Indian women don't normally talk about harassment because of the shame associated with it.
It took Mary Kom, a five time world boxing champion and an Olympic bronze medallist, almost a decade to come out with her story.
"I was nobody at that time and wasn't sure I'd get support if I spoke up," she tells me when we meet at her boxing academy in the north-eastern state of Manipur.
Now, after having put her state on the world map, and witnessed a change in the way women are perceived, Mary Kom believes it is time for people like her speak up.
"In India we place the burden of honour on women," Ms. Kom says.
"I believe that women should not be shamed whatever harassment or violence they face. We should speak up. Only then society will change."
Even Bollywood seems to be opening up to progressive portrayals of attitudes towards women.
Far from depicting stalking and rape threats as romantic overtures in popular cinema, the newly released Bollywood film Pink has a strong message that no means no.
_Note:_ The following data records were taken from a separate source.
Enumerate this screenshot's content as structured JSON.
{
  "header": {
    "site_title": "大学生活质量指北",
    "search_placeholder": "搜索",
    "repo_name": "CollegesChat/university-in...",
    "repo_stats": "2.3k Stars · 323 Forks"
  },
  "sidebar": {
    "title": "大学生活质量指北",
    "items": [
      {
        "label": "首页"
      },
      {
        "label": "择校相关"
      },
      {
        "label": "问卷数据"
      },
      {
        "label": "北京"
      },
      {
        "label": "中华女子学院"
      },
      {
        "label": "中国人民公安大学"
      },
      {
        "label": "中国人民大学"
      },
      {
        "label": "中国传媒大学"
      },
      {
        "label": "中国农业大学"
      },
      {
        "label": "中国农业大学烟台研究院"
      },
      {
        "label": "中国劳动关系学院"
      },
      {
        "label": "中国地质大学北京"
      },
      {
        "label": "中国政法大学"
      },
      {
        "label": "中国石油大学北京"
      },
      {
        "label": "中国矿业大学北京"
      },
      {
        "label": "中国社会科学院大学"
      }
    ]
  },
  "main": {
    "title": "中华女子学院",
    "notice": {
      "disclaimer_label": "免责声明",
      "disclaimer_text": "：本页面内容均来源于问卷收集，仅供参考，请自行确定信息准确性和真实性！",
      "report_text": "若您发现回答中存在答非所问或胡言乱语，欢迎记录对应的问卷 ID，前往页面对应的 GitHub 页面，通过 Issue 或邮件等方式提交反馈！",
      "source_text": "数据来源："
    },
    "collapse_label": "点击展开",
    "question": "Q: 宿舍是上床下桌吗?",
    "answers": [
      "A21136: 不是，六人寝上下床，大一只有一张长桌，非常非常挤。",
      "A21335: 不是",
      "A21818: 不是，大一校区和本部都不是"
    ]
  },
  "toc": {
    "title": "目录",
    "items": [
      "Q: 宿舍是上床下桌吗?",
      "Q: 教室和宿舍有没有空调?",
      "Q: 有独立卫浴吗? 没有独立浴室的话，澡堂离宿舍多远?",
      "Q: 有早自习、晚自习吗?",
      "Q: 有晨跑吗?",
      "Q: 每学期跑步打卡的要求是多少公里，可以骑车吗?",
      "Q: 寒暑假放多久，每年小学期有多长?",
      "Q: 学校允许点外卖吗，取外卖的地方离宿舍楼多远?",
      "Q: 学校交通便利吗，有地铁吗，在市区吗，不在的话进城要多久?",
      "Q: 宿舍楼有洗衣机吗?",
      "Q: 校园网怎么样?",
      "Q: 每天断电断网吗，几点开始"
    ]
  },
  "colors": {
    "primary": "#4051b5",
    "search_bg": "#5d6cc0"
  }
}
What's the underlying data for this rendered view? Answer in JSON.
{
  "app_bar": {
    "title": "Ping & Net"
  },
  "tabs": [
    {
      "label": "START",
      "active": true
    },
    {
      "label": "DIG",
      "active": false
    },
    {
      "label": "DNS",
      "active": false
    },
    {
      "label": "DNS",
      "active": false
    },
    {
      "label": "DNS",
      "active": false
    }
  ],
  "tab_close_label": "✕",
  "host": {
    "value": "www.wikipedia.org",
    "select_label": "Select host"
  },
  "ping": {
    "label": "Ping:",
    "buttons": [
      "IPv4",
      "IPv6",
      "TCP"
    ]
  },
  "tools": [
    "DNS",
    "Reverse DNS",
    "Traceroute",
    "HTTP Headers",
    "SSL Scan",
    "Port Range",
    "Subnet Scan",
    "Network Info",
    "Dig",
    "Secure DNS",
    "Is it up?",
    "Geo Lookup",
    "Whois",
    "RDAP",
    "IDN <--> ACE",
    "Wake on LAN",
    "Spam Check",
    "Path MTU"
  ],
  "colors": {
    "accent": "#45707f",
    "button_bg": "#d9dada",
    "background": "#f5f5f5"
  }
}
On the streets and elsewhere, women sense that some doors are finally opening.
Neha of Why Loiter is getting married next year and says her partner fully supports her activities.
She says: "I want to be as free as any man in the country. Why should we settle for anything less?"